Most recently she has been examining the role of oxytocin and vasopressin in mental disorders such as autism, schizophrenia, anxiety and depression. Recent findings, many of which are built upon scientific research models originated by Carter, have revealed that the same basic neurobiological processes and systems that support healthy sexual responses are necessary for love and well-being. At the biological heart of the experience of love, as well as sexual behavior, is a small hormone known as oxytocin. Oxytocin, and the neural systems that oxytocin regulates, in turn protect and heal. Carter is also known for research on the physiological basis of social behavior, including studies that implicated oxytocin, vasopressin and hormones of the hypothalamic-pituitary-adrenal ("stress") axis in the traits of monogamy including pair-bond formation. She pioneered the physiological study of socially monogamous mammals, including the prairie vole.

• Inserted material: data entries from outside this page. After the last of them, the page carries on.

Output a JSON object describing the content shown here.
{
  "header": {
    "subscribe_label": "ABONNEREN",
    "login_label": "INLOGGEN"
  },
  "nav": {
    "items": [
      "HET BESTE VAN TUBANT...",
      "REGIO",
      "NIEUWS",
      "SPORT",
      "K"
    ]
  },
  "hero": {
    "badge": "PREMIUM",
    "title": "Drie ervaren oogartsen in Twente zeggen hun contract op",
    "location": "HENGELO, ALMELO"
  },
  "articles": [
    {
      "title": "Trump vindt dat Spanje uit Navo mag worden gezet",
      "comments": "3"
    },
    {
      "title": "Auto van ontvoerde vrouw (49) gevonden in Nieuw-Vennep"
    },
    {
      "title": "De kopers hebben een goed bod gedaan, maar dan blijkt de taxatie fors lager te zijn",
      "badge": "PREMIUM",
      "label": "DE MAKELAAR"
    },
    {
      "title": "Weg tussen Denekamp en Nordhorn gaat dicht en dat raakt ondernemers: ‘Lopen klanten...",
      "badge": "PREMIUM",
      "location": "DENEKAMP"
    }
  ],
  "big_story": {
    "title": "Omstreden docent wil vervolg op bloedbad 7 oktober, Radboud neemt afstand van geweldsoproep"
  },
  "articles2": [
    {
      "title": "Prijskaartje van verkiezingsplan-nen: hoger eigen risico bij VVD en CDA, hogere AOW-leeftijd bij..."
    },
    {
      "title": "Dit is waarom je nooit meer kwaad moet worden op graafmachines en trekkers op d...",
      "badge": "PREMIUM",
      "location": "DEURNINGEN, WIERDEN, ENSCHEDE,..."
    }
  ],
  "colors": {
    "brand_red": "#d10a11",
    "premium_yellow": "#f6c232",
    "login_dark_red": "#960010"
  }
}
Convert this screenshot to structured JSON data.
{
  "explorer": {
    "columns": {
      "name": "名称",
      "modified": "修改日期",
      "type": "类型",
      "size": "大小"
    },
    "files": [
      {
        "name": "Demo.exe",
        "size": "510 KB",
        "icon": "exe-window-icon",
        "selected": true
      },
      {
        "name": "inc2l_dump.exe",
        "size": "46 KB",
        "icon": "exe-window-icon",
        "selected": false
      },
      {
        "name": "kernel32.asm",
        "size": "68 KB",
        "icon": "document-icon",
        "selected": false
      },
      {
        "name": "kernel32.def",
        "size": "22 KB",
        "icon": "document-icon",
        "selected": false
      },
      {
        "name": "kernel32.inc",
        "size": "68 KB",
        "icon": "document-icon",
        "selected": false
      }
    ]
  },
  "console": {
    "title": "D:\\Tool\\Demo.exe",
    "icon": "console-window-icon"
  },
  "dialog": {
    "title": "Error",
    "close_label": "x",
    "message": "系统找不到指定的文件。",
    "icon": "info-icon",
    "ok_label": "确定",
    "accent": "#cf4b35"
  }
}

Carter came to IU from the University of North Carolina at Chapel Hill, where she was professor of psychiatry. She was previously co-director of the Brain-Body Center at the University of Illinois at Chicago, and prior to that Distinguished University Professor at the University of Maryland. Her prior appointments have been in the departments of psychology, zoology and biology, and she helped found the interdisciplinary Ph.D. program in neural and behavioral biology at the University of Illinois at Urbana-Champaign. Carter is a Fellow of the American Association for the Advancement of Science and the International Behavioral Neuroscience Society, and she was awarded the Matthew J. Wayner-NNOXe Pharmaceutical Award for Translational Research.
Carter received her Ph.D. from the University of Arkansas.